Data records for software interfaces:

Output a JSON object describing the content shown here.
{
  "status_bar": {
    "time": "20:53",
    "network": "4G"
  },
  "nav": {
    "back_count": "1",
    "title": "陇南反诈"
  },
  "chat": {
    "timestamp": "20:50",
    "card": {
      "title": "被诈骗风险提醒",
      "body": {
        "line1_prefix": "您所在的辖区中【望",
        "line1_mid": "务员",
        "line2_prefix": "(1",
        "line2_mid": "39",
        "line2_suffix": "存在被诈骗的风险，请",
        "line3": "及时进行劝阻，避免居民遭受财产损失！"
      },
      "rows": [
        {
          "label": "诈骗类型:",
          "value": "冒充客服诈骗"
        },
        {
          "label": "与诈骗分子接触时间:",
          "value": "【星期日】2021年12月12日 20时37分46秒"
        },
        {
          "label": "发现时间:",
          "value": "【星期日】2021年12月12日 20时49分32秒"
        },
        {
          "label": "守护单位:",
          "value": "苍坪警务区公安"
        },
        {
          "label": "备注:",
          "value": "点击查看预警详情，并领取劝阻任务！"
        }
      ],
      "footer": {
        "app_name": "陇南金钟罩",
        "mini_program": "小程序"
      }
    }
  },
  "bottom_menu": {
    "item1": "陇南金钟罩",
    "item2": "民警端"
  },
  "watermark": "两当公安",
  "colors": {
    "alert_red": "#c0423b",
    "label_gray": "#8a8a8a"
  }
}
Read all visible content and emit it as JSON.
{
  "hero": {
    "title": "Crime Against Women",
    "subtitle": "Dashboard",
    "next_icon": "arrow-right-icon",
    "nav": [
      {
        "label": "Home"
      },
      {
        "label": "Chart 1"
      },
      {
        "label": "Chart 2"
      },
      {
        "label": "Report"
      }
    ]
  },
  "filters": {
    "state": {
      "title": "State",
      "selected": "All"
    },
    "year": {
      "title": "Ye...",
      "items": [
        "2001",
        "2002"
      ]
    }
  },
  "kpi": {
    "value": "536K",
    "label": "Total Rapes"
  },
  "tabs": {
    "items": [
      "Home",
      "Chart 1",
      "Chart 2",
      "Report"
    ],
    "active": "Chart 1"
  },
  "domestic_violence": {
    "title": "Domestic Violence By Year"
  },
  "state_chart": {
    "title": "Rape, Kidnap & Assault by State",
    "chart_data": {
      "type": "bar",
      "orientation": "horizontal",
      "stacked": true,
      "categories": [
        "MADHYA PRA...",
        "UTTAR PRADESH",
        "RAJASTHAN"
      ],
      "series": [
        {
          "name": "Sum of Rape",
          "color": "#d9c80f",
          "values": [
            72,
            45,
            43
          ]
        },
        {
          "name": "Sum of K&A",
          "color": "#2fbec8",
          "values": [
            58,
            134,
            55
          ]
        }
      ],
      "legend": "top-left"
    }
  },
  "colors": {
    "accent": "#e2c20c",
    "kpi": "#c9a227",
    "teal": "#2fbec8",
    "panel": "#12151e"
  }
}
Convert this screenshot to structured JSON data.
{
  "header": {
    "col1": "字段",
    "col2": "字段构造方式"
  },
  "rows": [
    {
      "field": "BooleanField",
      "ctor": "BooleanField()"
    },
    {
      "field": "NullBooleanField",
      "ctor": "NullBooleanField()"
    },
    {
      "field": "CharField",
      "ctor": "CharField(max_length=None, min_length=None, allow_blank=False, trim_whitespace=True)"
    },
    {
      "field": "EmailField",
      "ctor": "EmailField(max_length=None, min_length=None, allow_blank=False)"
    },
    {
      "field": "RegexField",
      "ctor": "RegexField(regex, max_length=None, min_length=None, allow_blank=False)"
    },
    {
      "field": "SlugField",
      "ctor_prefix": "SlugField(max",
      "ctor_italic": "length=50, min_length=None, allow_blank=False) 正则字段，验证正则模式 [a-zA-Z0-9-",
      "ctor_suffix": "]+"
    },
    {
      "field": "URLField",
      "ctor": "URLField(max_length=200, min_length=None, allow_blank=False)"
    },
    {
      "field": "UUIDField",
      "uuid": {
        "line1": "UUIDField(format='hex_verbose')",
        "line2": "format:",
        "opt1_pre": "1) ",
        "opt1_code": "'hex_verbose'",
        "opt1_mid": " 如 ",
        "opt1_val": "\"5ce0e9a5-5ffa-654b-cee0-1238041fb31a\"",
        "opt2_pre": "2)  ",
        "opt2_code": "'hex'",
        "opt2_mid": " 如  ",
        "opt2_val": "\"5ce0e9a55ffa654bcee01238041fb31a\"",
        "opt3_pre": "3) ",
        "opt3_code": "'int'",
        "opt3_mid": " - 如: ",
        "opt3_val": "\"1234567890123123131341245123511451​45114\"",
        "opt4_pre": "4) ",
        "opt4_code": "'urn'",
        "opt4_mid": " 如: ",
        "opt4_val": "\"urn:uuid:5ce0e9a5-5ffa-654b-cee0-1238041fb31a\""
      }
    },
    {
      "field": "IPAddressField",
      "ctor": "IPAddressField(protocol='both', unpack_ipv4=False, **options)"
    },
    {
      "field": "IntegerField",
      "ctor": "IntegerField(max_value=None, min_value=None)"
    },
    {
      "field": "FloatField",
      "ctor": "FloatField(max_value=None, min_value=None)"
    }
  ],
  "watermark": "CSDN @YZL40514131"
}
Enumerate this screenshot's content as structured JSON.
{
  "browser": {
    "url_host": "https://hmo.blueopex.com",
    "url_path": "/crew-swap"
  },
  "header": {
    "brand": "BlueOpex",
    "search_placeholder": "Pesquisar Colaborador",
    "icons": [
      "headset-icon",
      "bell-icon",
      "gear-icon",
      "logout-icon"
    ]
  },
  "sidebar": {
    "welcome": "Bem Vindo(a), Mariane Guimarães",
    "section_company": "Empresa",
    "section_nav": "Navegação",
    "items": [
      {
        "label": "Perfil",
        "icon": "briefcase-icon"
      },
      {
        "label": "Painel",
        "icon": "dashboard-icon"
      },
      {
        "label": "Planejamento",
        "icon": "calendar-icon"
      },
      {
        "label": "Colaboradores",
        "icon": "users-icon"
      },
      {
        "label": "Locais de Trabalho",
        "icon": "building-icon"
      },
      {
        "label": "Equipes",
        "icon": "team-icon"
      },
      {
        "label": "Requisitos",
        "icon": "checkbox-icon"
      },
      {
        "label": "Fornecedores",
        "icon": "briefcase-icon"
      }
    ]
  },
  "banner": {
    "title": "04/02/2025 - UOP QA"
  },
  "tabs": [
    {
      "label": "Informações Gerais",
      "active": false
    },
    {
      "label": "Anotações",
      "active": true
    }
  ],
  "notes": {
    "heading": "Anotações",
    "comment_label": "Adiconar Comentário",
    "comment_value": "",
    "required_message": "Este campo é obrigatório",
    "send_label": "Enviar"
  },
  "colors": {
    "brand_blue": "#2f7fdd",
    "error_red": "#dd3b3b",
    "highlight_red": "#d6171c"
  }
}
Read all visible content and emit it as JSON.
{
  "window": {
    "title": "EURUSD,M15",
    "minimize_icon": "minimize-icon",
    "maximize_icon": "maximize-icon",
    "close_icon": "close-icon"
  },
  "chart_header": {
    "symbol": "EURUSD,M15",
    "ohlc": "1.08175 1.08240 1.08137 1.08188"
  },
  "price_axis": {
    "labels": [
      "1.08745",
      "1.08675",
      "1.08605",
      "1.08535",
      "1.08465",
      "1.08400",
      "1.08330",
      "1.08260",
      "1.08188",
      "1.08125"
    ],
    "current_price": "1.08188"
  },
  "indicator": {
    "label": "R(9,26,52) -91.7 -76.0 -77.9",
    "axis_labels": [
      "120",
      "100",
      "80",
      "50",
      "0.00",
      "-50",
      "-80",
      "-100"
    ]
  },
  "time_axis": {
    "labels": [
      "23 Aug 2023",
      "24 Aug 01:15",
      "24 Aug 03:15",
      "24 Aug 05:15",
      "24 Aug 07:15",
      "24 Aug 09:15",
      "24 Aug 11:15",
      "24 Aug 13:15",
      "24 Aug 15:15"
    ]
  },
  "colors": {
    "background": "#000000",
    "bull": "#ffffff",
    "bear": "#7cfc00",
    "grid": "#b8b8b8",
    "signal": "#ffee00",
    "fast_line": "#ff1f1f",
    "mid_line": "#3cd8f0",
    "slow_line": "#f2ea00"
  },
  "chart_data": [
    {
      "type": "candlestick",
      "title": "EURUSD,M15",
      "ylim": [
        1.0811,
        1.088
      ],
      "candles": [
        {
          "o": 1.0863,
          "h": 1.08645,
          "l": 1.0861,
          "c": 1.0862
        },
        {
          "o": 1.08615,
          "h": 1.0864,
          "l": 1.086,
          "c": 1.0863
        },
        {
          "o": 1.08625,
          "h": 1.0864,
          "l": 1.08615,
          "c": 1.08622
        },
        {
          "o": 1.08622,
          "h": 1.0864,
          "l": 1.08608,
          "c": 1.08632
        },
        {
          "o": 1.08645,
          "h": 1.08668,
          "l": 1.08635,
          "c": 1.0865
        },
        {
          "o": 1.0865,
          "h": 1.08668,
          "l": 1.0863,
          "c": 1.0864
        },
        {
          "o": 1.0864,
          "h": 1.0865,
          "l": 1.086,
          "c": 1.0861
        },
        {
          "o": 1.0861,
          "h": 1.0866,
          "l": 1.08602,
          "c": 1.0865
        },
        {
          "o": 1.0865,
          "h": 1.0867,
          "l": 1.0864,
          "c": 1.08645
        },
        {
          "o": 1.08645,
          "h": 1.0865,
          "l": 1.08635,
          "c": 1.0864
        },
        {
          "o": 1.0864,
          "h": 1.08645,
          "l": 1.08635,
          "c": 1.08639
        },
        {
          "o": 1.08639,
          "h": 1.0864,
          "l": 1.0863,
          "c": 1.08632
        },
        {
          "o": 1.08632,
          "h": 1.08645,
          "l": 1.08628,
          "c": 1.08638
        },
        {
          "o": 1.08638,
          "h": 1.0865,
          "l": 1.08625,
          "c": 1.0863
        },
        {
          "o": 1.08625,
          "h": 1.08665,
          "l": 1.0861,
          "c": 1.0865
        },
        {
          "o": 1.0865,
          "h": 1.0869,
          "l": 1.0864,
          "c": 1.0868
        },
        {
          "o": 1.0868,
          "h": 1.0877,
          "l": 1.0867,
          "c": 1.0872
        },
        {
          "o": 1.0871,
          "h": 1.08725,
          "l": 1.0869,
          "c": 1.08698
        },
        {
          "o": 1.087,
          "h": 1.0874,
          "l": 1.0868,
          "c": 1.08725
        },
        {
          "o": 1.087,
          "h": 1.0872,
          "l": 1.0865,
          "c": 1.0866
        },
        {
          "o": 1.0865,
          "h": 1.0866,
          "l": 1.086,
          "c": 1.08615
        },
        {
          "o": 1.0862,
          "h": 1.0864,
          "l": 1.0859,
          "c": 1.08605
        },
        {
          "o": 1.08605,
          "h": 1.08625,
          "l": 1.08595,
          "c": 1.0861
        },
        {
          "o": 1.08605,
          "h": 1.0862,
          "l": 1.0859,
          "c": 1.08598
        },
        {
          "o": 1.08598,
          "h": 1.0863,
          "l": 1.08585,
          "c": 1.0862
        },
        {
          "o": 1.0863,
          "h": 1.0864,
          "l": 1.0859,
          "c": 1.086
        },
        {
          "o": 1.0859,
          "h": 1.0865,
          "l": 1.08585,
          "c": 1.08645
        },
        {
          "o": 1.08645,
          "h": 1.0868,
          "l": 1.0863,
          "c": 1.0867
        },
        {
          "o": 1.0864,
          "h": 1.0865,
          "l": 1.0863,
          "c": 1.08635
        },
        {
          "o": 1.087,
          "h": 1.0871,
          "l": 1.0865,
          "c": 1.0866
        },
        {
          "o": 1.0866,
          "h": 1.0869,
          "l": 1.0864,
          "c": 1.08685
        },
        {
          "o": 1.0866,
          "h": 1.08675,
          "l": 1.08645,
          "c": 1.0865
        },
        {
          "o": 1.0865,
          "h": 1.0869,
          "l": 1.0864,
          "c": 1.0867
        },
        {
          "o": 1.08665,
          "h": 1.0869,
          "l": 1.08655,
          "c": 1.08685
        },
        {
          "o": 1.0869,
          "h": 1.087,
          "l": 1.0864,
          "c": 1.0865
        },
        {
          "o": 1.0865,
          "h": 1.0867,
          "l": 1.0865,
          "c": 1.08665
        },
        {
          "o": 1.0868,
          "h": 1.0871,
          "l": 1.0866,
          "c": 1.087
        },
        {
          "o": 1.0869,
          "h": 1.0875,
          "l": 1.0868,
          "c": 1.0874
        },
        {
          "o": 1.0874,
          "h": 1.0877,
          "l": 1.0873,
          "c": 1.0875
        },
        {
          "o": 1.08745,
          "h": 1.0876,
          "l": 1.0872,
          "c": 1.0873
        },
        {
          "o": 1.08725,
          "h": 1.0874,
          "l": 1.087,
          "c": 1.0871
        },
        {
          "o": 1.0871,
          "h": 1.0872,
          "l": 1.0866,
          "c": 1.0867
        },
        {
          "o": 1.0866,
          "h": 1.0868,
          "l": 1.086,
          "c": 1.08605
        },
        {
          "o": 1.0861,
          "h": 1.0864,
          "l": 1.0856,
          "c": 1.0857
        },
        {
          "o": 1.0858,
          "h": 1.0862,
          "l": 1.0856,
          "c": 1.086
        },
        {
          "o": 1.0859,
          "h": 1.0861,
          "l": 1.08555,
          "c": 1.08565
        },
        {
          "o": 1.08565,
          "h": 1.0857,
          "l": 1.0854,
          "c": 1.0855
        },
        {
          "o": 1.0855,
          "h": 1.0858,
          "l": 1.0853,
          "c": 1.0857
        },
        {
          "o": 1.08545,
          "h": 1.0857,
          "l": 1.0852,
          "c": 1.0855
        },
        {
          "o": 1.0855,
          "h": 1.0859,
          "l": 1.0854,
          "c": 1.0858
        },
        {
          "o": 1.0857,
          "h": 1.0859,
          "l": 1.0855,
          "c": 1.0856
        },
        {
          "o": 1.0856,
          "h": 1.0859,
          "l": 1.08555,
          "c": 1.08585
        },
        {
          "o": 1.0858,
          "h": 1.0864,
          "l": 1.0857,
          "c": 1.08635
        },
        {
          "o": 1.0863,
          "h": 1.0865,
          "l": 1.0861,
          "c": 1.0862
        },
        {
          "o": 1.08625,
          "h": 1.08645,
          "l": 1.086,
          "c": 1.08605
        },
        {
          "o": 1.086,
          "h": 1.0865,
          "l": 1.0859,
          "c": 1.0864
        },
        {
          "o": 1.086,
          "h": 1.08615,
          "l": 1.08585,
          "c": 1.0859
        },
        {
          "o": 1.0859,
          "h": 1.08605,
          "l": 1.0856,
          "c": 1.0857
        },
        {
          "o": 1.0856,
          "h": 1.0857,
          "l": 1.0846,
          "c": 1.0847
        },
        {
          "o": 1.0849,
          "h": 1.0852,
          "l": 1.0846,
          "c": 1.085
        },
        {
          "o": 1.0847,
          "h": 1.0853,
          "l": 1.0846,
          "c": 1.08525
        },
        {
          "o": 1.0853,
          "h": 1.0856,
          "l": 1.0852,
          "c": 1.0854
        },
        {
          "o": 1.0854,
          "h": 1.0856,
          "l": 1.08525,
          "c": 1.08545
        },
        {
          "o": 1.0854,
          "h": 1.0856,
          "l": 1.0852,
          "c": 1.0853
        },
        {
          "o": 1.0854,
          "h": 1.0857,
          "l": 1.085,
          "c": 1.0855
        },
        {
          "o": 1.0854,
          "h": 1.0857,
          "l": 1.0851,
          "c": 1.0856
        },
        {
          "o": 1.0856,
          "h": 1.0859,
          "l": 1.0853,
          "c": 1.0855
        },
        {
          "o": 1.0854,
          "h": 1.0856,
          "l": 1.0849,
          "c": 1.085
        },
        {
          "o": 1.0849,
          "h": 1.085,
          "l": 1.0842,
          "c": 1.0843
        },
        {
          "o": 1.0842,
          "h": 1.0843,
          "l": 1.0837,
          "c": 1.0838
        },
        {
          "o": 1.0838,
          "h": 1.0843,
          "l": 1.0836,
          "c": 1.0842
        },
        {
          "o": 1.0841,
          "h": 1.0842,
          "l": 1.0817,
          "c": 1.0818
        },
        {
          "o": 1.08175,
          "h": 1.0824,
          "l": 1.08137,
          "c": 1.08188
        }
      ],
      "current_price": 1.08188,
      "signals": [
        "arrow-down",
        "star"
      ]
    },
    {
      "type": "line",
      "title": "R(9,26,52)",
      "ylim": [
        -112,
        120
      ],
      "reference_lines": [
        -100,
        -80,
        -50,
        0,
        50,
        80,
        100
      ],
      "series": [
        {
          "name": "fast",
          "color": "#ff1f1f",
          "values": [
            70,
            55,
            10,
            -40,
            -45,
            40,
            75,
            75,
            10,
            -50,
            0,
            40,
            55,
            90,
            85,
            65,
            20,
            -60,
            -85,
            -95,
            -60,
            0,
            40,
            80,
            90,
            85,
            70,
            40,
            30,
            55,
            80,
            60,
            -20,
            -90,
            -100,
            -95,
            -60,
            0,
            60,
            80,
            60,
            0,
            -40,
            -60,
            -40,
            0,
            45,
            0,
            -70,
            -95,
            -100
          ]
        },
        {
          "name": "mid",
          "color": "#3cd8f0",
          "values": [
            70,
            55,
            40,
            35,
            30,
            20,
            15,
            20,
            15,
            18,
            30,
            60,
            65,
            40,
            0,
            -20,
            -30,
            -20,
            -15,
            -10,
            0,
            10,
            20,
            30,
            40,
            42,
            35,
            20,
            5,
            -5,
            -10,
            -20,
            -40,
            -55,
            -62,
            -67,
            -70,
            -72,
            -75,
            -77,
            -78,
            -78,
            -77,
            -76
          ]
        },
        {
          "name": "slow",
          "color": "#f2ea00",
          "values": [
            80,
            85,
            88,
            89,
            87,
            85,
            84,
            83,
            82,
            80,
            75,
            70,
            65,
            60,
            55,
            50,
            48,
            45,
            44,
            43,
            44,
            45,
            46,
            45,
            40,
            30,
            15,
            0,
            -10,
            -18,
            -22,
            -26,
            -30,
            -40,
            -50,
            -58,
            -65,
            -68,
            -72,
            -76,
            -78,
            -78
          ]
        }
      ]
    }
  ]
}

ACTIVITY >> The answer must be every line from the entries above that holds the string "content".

OUTPUT >>
Output a JSON object describing the content shown here.
Read all visible content and emit it as JSON.
Enumerate this screenshot's content as structured JSON.
Read all visible content and emit it as JSON.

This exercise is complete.